**Required action**. The records that follow must be repeated verbatim, every one of them.

START Supplied entries

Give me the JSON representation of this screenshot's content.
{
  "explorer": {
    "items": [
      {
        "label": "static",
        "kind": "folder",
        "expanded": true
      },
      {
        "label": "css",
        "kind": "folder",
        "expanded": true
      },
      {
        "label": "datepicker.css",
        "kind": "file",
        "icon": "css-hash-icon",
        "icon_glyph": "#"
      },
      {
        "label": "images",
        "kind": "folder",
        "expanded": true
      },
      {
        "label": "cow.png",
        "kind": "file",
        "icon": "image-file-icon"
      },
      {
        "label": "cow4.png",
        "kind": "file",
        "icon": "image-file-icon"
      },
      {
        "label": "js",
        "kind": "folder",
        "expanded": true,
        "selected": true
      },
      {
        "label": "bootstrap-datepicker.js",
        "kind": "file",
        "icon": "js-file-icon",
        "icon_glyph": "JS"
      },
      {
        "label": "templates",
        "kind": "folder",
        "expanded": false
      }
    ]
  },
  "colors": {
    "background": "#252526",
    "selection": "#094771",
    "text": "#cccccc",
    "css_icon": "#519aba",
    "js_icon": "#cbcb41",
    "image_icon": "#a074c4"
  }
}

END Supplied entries

**Written solution**.
Give me the JSON representation of this screenshot's content.
{
  "explorer": {
    "items": [
      {
        "label": "static",
        "kind": "folder",
        "expanded": true
      },
      {
        "label": "css",
        "kind": "folder",
        "expanded": true
      },
      {
        "label": "datepicker.css",
        "kind": "file",
        "icon": "css-hash-icon",
        "icon_glyph": "#"
      },
      {
        "label": "images",
        "kind": "folder",
        "expanded": true
      },
      {
        "label": "cow.png",
        "kind": "file",
        "icon": "image-file-icon"
      },
      {
        "label": "cow4.png",
        "kind": "file",
        "icon": "image-file-icon"
      },
      {
        "label": "js",
        "kind": "folder",
        "expanded": true,
        "selected": true
      },
      {
        "label": "bootstrap-datepicker.js",
        "kind": "file",
        "icon": "js-file-icon",
        "icon_glyph": "JS"
      },
      {
        "label": "templates",
        "kind": "folder",
        "expanded": false
      }
    ]
  },
  "colors": {
    "background": "#252526",
    "selection": "#094771",
    "text": "#cccccc",
    "css_icon": "#519aba",
    "js_icon": "#cbcb41",
    "image_icon": "#a074c4"
  }
}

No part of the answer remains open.